Consumers in the United States are being exposed to steadily increasing levels of novel and untested substances as a result of their contact with consumer products containing nanoparticles. Hundreds of nanotech consumer products are being marketed for human consumption, including food, dietary supplements, cosmetics and sunscreens. The vast majority of these products do not include their nanotech content on the product label. This expanding market ignores the growing scientific understanding that nanoparticles can create unintended human health and environmental risks.
This Article discusses the public health, regulatory, legal and ethical issues raised by the developing appreciation of the health risks associated with nanotech products and is arranged as follows. After this Introduction, this Article describes the present scientific understanding of the health risks associated with the consumption of nanoparticles. Next, a summary of the existing FDA regulatory structure that governs food, dietary supplements, cosmetics and sunscreens is provided along with an explanation of why these regulations fail to protect public health when applied to regulate the nanotech versions of these products. The Article goes on to illustrate how the FDA’s dated position on bioequivalence, coupled with preexisting regulations, lead to a lack of a labeling requirement which bars a consumer from engaging in self-protection. Compounding this situation, if a consumer is injured from this unavoidable exposure, this Article spells out how the insensitivity of the tort system to injuries from innovative technologies means that an injury from a nanotech product will be borne by the consumer and not the manufacturers who are reaping the profit from product sales.
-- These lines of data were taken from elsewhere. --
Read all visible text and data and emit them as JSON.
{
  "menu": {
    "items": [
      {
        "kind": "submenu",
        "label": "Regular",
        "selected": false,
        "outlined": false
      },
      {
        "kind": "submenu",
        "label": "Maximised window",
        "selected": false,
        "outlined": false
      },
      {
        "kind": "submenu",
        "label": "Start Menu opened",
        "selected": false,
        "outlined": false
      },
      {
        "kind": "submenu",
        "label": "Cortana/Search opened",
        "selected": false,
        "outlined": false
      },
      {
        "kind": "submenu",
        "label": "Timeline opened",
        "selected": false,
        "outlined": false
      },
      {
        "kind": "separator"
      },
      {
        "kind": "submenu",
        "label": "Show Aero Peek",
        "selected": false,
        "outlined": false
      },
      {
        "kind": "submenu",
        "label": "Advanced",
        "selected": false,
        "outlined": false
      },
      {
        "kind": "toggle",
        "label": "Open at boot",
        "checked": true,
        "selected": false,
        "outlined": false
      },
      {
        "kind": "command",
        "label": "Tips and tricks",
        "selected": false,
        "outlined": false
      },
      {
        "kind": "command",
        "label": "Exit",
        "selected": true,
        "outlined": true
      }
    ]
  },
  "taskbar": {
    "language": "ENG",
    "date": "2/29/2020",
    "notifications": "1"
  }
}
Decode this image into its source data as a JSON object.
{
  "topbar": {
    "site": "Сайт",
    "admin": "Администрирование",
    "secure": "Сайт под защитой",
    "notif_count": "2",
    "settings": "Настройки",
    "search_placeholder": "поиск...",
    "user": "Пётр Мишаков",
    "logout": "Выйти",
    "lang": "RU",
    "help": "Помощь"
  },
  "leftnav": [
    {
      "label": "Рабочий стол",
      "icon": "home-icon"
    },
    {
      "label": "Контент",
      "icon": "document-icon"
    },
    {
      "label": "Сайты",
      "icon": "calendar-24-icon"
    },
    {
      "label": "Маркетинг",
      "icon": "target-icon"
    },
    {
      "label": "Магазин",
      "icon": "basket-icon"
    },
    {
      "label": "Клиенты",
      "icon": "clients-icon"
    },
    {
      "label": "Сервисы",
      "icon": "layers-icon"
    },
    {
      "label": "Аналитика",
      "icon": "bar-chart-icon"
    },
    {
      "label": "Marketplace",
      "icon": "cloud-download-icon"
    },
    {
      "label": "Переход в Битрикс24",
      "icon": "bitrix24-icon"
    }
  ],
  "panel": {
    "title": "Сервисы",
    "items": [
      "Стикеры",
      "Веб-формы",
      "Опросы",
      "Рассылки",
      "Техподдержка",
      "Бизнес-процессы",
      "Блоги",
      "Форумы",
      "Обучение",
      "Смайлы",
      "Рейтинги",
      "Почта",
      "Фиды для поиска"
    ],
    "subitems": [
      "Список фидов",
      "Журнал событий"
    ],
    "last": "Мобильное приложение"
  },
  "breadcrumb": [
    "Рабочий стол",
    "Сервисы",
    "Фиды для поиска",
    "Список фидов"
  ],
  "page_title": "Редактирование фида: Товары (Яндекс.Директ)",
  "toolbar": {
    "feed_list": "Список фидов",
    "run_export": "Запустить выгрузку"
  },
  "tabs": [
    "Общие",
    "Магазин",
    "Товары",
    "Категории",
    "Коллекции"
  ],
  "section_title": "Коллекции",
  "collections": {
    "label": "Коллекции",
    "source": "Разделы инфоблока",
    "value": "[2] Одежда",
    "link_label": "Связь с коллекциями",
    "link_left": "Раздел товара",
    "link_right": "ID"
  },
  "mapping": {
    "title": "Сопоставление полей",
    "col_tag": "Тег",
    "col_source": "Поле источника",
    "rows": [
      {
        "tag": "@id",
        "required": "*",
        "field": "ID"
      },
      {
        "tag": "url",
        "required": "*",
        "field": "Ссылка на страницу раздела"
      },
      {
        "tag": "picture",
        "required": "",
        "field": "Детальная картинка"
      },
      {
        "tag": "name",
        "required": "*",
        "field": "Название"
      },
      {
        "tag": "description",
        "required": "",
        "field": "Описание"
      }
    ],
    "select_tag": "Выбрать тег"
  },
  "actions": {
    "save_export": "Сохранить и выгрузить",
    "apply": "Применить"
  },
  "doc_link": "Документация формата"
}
Finally, this Article proposes alternative methods of regulating nanotech products that better protect public health while encouraging technical innovation. These proposals are based on lessons learned from past introductions of new chemicals and innovative technologies such as asbestos, PCBs, DES, Thalidomide, medical X-rays and Benzene that all had serious, long-term public health consequences.
- law & science,
- food & drug law,
- products liability,
- law & society
Available at: http://works.bepress.com/k_vantassel/4/